[Working data Boundary: Start]

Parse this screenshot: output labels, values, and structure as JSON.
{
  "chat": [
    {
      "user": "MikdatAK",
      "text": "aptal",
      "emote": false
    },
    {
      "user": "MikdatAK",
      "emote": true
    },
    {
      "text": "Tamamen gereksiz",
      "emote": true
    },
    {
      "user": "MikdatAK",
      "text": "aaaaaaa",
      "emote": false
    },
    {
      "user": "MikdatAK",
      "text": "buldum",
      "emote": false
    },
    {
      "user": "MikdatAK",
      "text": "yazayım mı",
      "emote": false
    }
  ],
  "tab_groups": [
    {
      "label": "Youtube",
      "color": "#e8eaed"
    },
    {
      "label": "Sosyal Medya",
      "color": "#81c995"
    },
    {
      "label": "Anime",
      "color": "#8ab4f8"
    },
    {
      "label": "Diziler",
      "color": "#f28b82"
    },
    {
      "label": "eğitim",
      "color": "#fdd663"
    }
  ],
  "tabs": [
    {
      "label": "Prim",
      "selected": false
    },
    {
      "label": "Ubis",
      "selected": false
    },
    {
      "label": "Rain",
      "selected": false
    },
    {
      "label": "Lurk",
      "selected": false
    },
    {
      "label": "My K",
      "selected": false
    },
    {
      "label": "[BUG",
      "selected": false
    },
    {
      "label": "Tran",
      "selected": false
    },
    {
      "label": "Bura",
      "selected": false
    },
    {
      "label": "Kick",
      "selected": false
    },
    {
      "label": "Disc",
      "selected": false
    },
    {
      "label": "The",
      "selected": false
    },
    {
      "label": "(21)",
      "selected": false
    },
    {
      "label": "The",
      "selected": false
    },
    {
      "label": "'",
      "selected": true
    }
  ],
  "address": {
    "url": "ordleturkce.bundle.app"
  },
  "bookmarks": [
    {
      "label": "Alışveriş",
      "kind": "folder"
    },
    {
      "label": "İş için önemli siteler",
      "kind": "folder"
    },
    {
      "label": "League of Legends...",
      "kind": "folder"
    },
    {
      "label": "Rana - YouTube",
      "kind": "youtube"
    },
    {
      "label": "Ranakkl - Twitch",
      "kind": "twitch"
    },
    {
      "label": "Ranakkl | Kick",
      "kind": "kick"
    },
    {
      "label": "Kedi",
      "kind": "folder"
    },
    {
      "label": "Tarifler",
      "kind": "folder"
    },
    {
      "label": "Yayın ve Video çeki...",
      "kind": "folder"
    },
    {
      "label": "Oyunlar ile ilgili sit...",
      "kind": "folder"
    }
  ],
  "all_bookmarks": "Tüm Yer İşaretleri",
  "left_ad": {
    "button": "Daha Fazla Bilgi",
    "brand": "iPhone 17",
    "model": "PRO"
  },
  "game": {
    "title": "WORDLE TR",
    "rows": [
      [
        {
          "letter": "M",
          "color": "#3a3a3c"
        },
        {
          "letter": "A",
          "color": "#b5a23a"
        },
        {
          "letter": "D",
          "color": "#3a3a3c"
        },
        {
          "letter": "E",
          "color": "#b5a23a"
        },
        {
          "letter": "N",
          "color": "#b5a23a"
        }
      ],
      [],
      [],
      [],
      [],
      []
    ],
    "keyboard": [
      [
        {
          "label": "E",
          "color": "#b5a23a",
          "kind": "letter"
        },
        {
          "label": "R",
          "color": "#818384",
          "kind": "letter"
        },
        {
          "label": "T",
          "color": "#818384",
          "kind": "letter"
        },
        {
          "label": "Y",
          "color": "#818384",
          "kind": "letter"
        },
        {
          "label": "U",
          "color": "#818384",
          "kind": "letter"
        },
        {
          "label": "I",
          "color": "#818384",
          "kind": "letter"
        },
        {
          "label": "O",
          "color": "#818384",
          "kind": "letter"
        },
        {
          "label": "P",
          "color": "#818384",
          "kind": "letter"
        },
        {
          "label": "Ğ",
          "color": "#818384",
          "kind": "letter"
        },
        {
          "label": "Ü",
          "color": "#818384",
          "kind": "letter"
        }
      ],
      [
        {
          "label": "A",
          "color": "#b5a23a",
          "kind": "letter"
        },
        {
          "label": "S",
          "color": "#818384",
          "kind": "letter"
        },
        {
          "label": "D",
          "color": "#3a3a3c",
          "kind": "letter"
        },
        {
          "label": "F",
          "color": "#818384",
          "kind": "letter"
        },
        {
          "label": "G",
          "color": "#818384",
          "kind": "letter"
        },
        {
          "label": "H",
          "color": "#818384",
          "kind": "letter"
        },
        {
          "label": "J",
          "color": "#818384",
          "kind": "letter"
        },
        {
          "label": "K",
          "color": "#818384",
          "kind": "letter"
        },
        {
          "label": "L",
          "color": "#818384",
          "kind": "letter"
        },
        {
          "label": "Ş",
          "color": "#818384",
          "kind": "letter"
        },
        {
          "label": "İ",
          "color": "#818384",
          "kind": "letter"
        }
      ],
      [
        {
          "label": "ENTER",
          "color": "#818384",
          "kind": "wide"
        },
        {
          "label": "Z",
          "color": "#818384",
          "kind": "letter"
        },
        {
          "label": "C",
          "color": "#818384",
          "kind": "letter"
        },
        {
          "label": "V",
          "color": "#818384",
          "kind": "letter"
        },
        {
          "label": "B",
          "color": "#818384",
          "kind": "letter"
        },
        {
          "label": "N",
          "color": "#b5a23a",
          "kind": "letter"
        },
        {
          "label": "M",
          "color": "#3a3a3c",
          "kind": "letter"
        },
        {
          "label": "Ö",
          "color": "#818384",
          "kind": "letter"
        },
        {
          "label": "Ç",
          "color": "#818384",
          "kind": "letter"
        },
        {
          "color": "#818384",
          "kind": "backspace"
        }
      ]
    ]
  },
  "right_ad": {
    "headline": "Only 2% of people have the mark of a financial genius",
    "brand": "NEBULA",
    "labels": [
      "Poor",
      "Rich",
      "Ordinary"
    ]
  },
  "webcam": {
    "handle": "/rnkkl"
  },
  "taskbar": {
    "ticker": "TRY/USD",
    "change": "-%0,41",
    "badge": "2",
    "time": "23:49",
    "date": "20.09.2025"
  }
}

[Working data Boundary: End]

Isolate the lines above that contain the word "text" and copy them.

      "text": "aptal",
      "text": "Tamamen gereksiz",
      "text": "aaaaaaa",
      "text": "buldum",
      "text": "yazayım mı",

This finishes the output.